┌────────

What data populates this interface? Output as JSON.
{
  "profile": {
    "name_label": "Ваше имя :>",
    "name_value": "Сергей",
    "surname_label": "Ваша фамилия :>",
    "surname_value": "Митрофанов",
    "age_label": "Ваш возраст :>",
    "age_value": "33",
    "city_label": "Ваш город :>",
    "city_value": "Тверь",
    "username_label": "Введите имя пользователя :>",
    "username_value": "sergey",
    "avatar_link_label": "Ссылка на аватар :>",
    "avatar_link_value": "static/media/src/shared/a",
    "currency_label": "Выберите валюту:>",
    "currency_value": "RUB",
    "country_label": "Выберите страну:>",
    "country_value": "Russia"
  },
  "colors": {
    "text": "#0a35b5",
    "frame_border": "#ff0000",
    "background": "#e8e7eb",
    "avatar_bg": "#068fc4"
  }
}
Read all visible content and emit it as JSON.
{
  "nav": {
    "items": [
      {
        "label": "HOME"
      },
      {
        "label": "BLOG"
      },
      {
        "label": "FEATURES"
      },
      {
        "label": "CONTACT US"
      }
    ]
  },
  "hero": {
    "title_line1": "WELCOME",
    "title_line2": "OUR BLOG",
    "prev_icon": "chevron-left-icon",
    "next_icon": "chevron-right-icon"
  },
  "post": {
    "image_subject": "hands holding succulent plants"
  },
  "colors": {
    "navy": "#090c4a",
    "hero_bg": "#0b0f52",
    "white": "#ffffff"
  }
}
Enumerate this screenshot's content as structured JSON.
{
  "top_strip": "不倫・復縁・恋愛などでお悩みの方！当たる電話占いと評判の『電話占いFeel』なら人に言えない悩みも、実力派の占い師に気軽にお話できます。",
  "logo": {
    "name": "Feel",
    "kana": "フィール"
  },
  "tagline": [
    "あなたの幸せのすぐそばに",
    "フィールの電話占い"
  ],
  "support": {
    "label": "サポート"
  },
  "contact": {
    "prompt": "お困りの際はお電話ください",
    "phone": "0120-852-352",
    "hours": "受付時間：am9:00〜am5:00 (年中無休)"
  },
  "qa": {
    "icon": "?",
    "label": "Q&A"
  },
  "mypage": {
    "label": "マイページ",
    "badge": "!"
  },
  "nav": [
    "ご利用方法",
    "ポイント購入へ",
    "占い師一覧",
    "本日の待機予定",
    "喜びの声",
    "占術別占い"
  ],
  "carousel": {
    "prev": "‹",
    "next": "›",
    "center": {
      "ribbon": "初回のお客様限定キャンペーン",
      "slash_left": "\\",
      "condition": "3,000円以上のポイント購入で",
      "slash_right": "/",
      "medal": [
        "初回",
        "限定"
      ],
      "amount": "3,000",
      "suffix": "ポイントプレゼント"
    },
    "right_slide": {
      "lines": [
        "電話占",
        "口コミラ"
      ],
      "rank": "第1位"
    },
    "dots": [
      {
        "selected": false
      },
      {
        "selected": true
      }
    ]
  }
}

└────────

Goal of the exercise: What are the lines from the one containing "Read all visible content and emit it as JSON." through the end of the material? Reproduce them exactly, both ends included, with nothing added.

Answer to this exercise:
Read all visible content and emit it as JSON.
{
  "nav": {
    "items": [
      {
        "label": "HOME"
      },
      {
        "label": "BLOG"
      },
      {
        "label": "FEATURES"
      },
      {
        "label": "CONTACT US"
      }
    ]
  },
  "hero": {
    "title_line1": "WELCOME",
    "title_line2": "OUR BLOG",
    "prev_icon": "chevron-left-icon",
    "next_icon": "chevron-right-icon"
  },
  "post": {
    "image_subject": "hands holding succulent plants"
  },
  "colors": {
    "navy": "#090c4a",
    "hero_bg": "#0b0f52",
    "white": "#ffffff"
  }
}
Enumerate this screenshot's content as structured JSON.
{
  "top_strip": "不倫・復縁・恋愛などでお悩みの方！当たる電話占いと評判の『電話占いFeel』なら人に言えない悩みも、実力派の占い師に気軽にお話できます。",
  "logo": {
    "name": "Feel",
    "kana": "フィール"
  },
  "tagline": [
    "あなたの幸せのすぐそばに",
    "フィールの電話占い"
  ],
  "support": {
    "label": "サポート"
  },
  "contact": {
    "prompt": "お困りの際はお電話ください",
    "phone": "0120-852-352",
    "hours": "受付時間：am9:00〜am5:00 (年中無休)"
  },
  "qa": {
    "icon": "?",
    "label": "Q&A"
  },
  "mypage": {
    "label": "マイページ",
    "badge": "!"
  },
  "nav": [
    "ご利用方法",
    "ポイント購入へ",
    "占い師一覧",
    "本日の待機予定",
    "喜びの声",
    "占術別占い"
  ],
  "carousel": {
    "prev": "‹",
    "next": "›",
    "center": {
      "ribbon": "初回のお客様限定キャンペーン",
      "slash_left": "\\",
      "condition": "3,000円以上のポイント購入で",
      "slash_right": "/",
      "medal": [
        "初回",
        "限定"
      ],
      "amount": "3,000",
      "suffix": "ポイントプレゼント"
    },
    "right_slide": {
      "lines": [
        "電話占",
        "口コミラ"
      ],
      "rank": "第1位"
    },
    "dots": [
      {
        "selected": false
      },
      {
        "selected": true
      }
    ]
  }
}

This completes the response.